(Data)

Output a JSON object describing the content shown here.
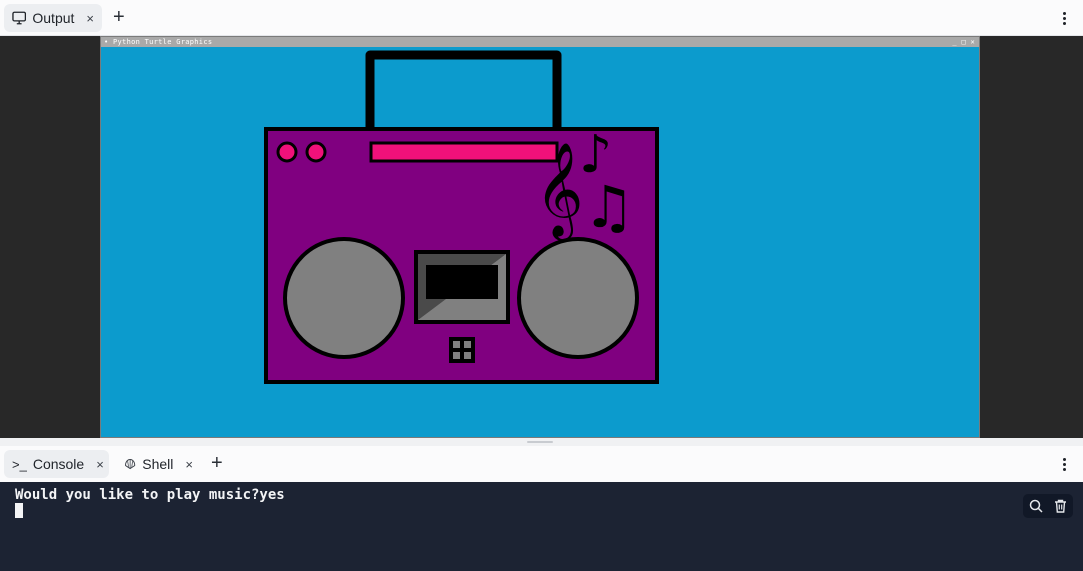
{
  "top_tabs": {
    "output_label": "Output",
    "close_glyph": "×",
    "add_glyph": "+"
  },
  "turtle_window": {
    "title": "• Python Turtle Graphics",
    "controls": "_ □ ✕",
    "background": "#0c9bcd",
    "boombox_color": "#800080",
    "tuner_color": "#f0117a",
    "speaker_color": "#808080",
    "music_glyphs": "𝄞♪♫"
  },
  "console_tabs": {
    "console_label": "Console",
    "console_prefix": ">_",
    "shell_label": "Shell",
    "close_glyph": "×",
    "add_glyph": "+"
  },
  "console": {
    "output_line": "Would you like to play music?yes",
    "background": "#1c2333"
  }
}
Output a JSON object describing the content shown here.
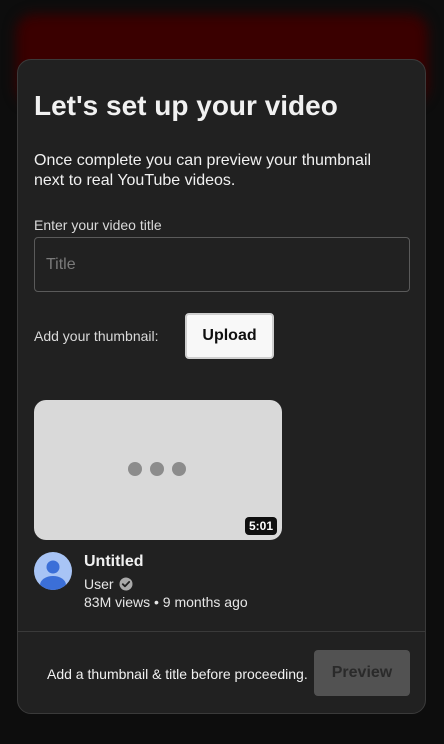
{
  "dialog": {
    "title": "Let's set up your video",
    "subtitle": "Once complete you can preview your thumbnail next to real YouTube videos."
  },
  "title_field": {
    "label": "Enter your video title",
    "placeholder": "Title",
    "value": ""
  },
  "thumbnail_field": {
    "label": "Add your thumbnail:",
    "upload_label": "Upload"
  },
  "video_preview": {
    "duration": "5:01",
    "title": "Untitled",
    "channel": "User",
    "meta": "83M views • 9 months ago"
  },
  "footer": {
    "hint": "Add a thumbnail & title before proceeding.",
    "preview_label": "Preview"
  },
  "colors": {
    "dialog_background": "#212121",
    "avatar_background": "#a8c4f5",
    "avatar_figure": "#3b6fd8",
    "thumbnail_placeholder": "#d9d9d9",
    "disabled_button": "#525252"
  },
  "icons": {
    "loading": "three-dots-icon",
    "avatar": "user-avatar-icon",
    "verified": "verified-check-icon"
  }
}
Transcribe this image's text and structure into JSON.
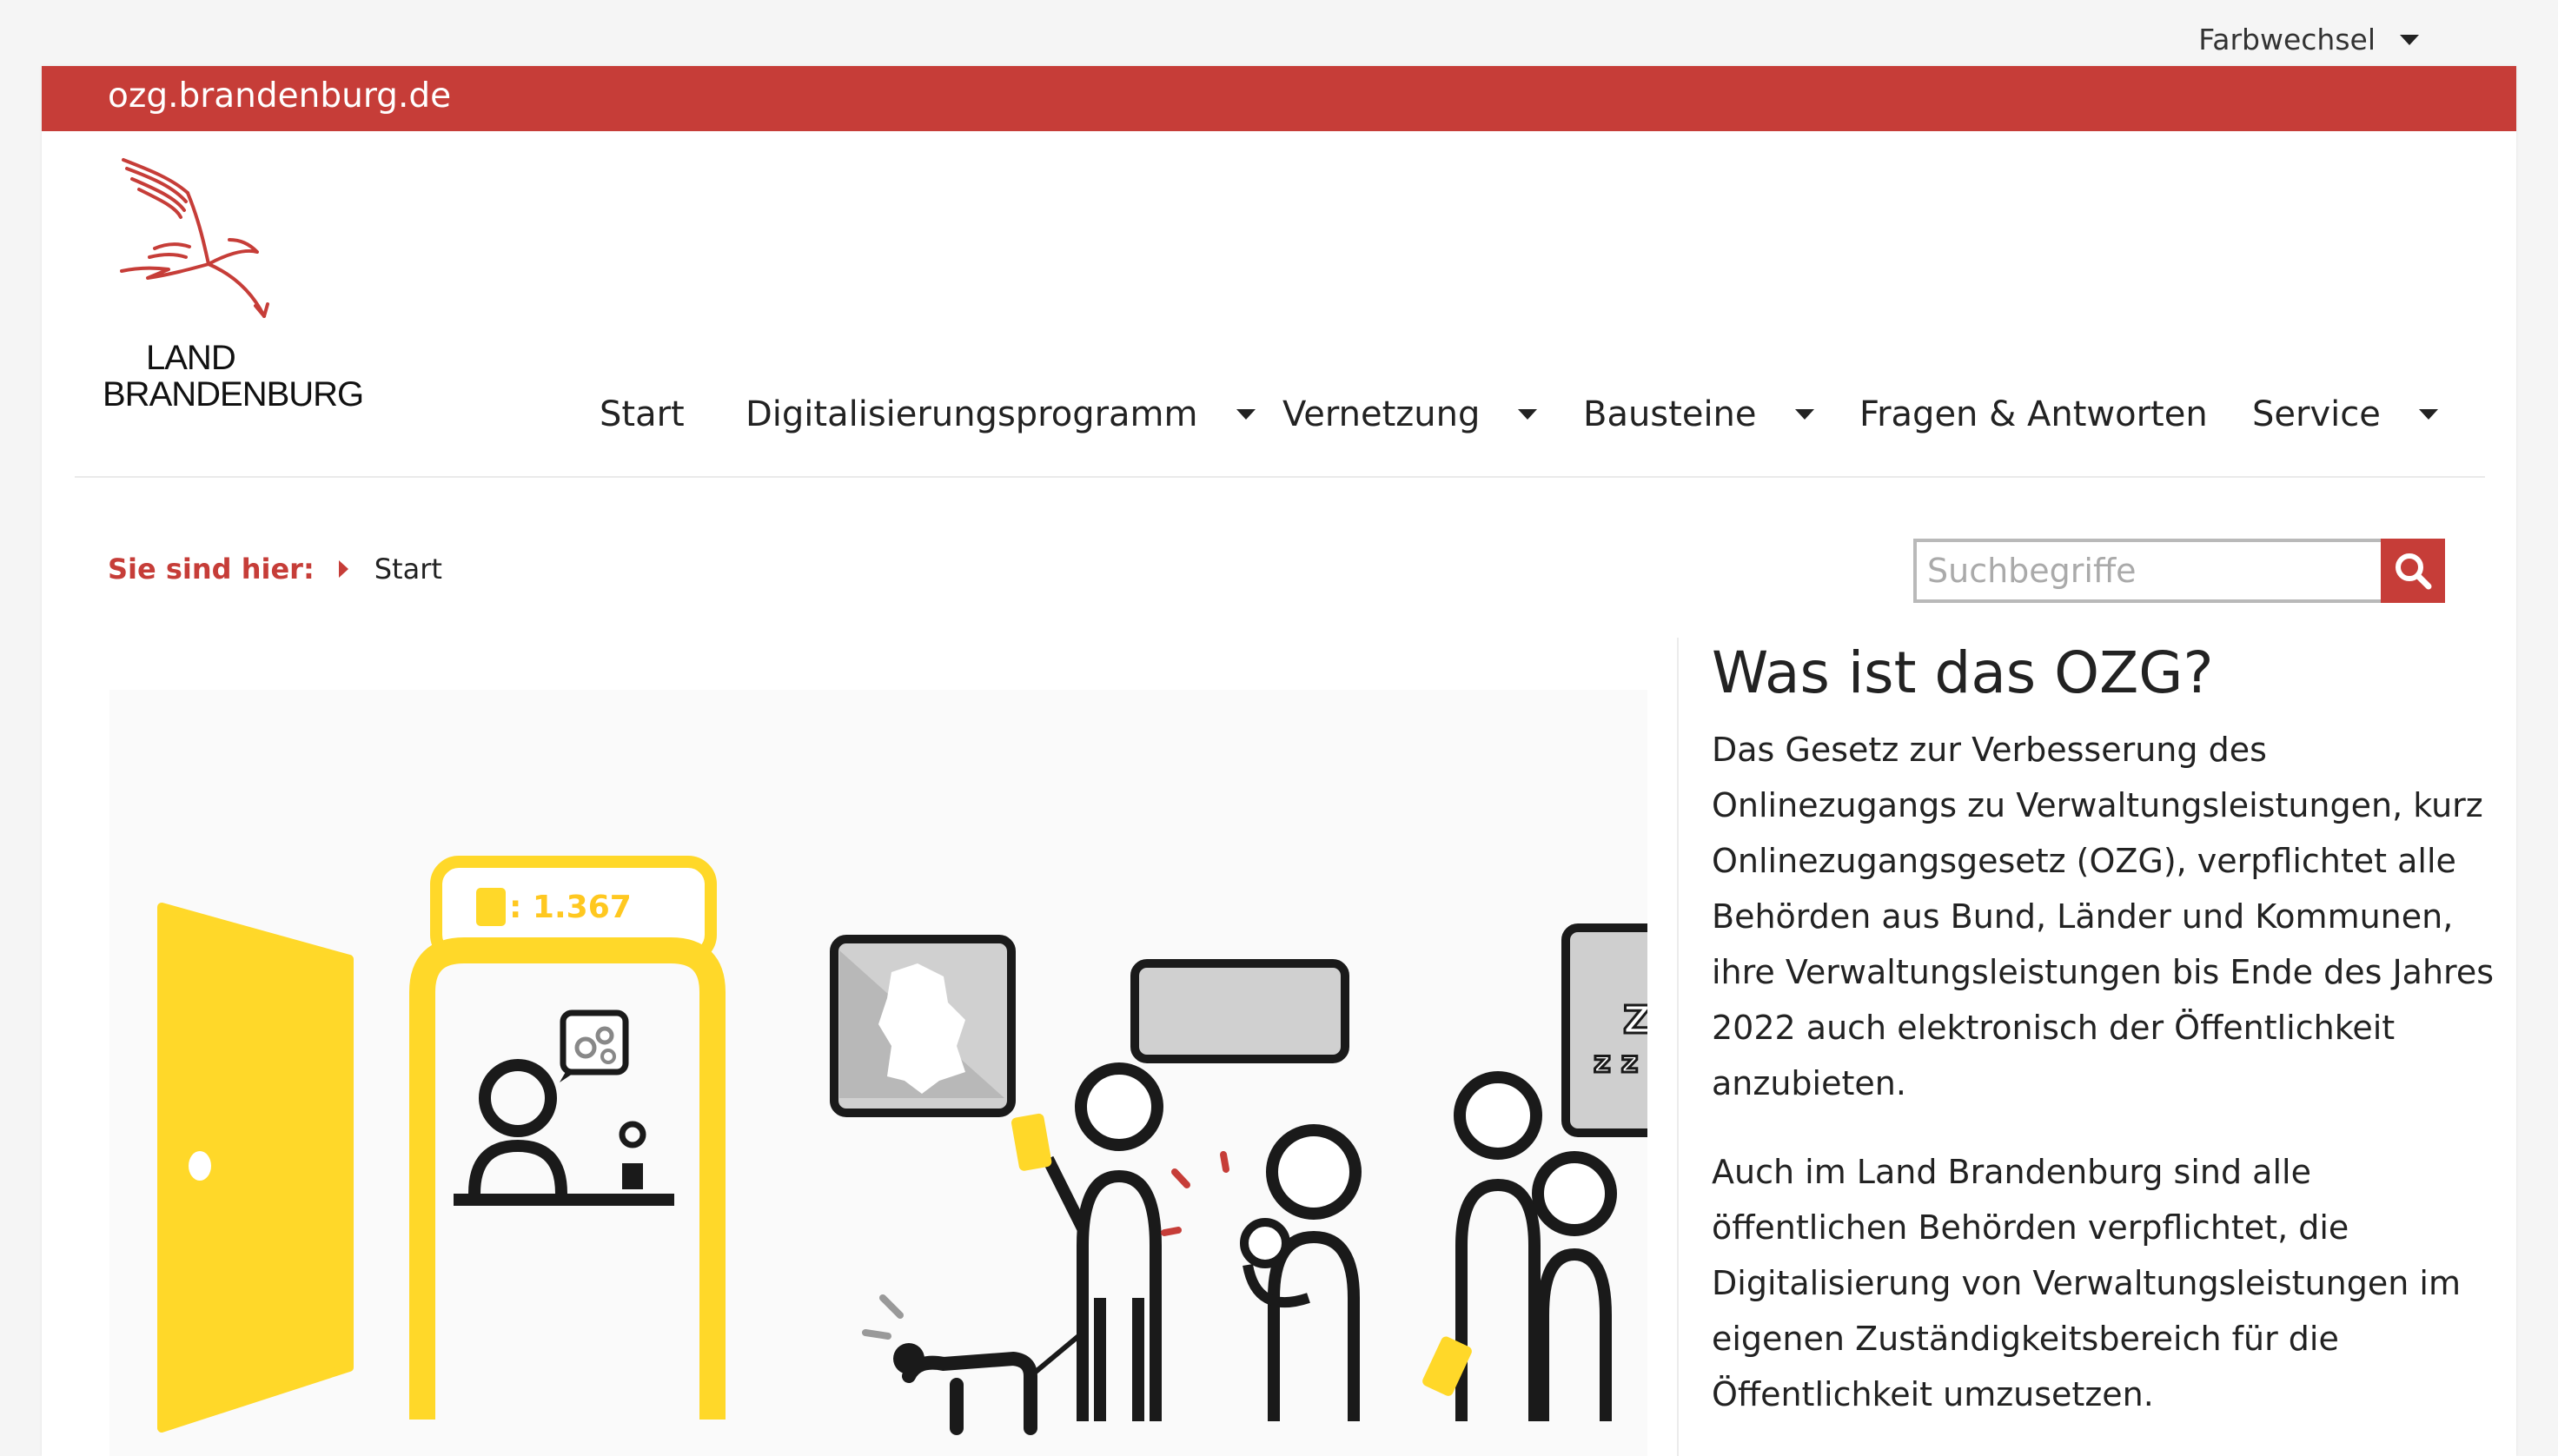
{
  "top": {
    "color_switch_label": "Farbwechsel"
  },
  "site": {
    "domain": "ozg.brandenburg.de"
  },
  "logo": {
    "line1": "LAND",
    "line2": "BRANDENBURG"
  },
  "nav": {
    "items": [
      {
        "label": "Start",
        "has_dropdown": false
      },
      {
        "label": "Digitalisierungsprogramm",
        "has_dropdown": true
      },
      {
        "label": "Vernetzung",
        "has_dropdown": true
      },
      {
        "label": "Bausteine",
        "has_dropdown": true
      },
      {
        "label": "Fragen & Antworten",
        "has_dropdown": false
      },
      {
        "label": "Service",
        "has_dropdown": true
      }
    ]
  },
  "breadcrumb": {
    "label": "Sie sind hier:",
    "current": "Start"
  },
  "search": {
    "placeholder": "Suchbegriffe",
    "value": ""
  },
  "illustration": {
    "counter_text": ": 1.367"
  },
  "article": {
    "title": "Was ist das OZG?",
    "paragraphs": [
      "Das Gesetz zur Verbesserung des Onlinezugangs zu Verwaltungsleistungen, kurz Onlinezugangsgesetz (OZG), verpflichtet alle Behörden aus Bund, Länder und Kommunen, ihre Verwaltungsleistungen bis Ende des Jahres 2022 auch elektronisch der Öffentlichkeit anzubieten.",
      "Auch im Land Brandenburg sind alle öffentlichen Behörden verpflichtet, die Digitalisierung von Verwaltungsleistungen im eigenen Zuständigkeitsbereich für die Öffentlichkeit umzusetzen."
    ]
  },
  "colors": {
    "brand_red": "#c63d38",
    "accent_yellow": "#ffd829",
    "dark": "#1a1a1a"
  }
}
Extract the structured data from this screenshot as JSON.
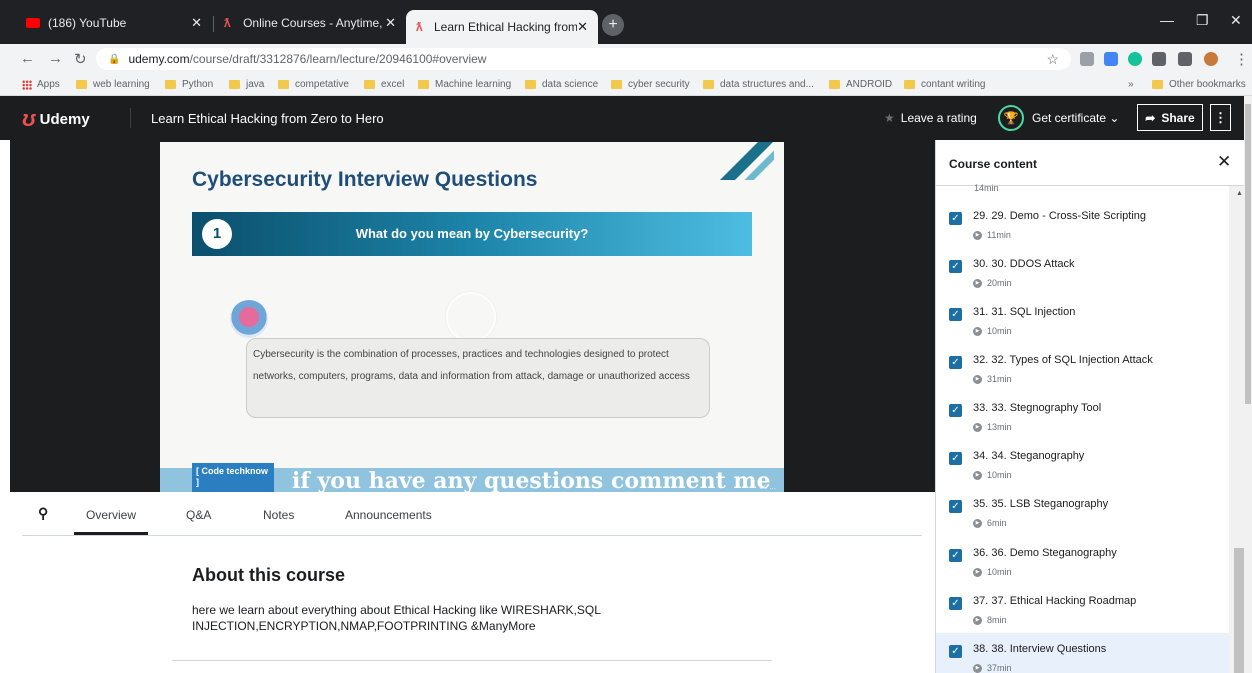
{
  "browser": {
    "tabs": [
      {
        "title": "(186) YouTube",
        "icon": "youtube-icon"
      },
      {
        "title": "Online Courses - Anytime, Anywh",
        "icon": "udemy-icon"
      },
      {
        "title": "Learn Ethical Hacking from Zero",
        "icon": "udemy-icon"
      }
    ],
    "url_domain": "udemy.com",
    "url_path": "/course/draft/3312876/learn/lecture/20946100#overview",
    "bookmarks": [
      "Apps",
      "web learning",
      "Python",
      "java",
      "competative",
      "excel",
      "Machine learning",
      "data science",
      "cyber security",
      "data structures and...",
      "ANDROID",
      "contant writing"
    ],
    "bookmarks_overflow": "»",
    "other_bookmarks": "Other bookmarks"
  },
  "header": {
    "brand": "Udemy",
    "course_title": "Learn Ethical Hacking from Zero to Hero",
    "leave_rating": "Leave a rating",
    "get_certificate": "Get certificate",
    "share": "Share"
  },
  "slide": {
    "title": "Cybersecurity Interview Questions",
    "question_number": "1",
    "question": "What do you mean by Cybersecurity?",
    "answer": "Cybersecurity is the combination of processes, practices and technologies designed to protect networks, computers, programs, data and information from attack, damage or unauthorized access",
    "watermark_label": "[ Code techknow ]",
    "watermark_text": "if you have any questions comment me",
    "cc": "cc ..."
  },
  "lower_tabs": {
    "overview": "Overview",
    "qa": "Q&A",
    "notes": "Notes",
    "announcements": "Announcements"
  },
  "about": {
    "title": "About this course",
    "description": "here we learn about everything about Ethical Hacking like WIRESHARK,SQL INJECTION,ENCRYPTION,NMAP,FOOTPRINTING &ManyMore"
  },
  "sidebar": {
    "title": "Course content",
    "partial_duration": "14min",
    "lectures": [
      {
        "title": "29. 29. Demo - Cross-Site Scripting",
        "duration": "11min",
        "completed": true
      },
      {
        "title": "30. 30. DDOS Attack",
        "duration": "20min",
        "completed": true
      },
      {
        "title": "31. 31. SQL Injection",
        "duration": "10min",
        "completed": true
      },
      {
        "title": "32. 32. Types of SQL Injection Attack",
        "duration": "31min",
        "completed": true
      },
      {
        "title": "33. 33. Stegnography Tool",
        "duration": "13min",
        "completed": true
      },
      {
        "title": "34. 34. Steganography",
        "duration": "10min",
        "completed": true
      },
      {
        "title": "35. 35. LSB Steganography",
        "duration": "6min",
        "completed": true
      },
      {
        "title": "36. 36. Demo Steganography",
        "duration": "10min",
        "completed": true
      },
      {
        "title": "37. 37. Ethical Hacking Roadmap",
        "duration": "8min",
        "completed": true
      },
      {
        "title": "38. 38. Interview Questions",
        "duration": "37min",
        "completed": true,
        "current": true
      }
    ]
  },
  "colors": {
    "udemy_dark": "#1c1d1f",
    "udemy_red": "#ec5252",
    "check_blue": "#1c6ea4",
    "certificate_green": "#4ad7a4"
  }
}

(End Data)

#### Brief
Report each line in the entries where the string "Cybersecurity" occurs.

#### Answer section
    "title": "Cybersecurity Interview Questions",
    "question": "What do you mean by Cybersecurity?",
    "answer": "Cybersecurity is the combination of processes, practices and technologies designed to protect networks, computers, programs, data and information from attack, damage or unauthorized access",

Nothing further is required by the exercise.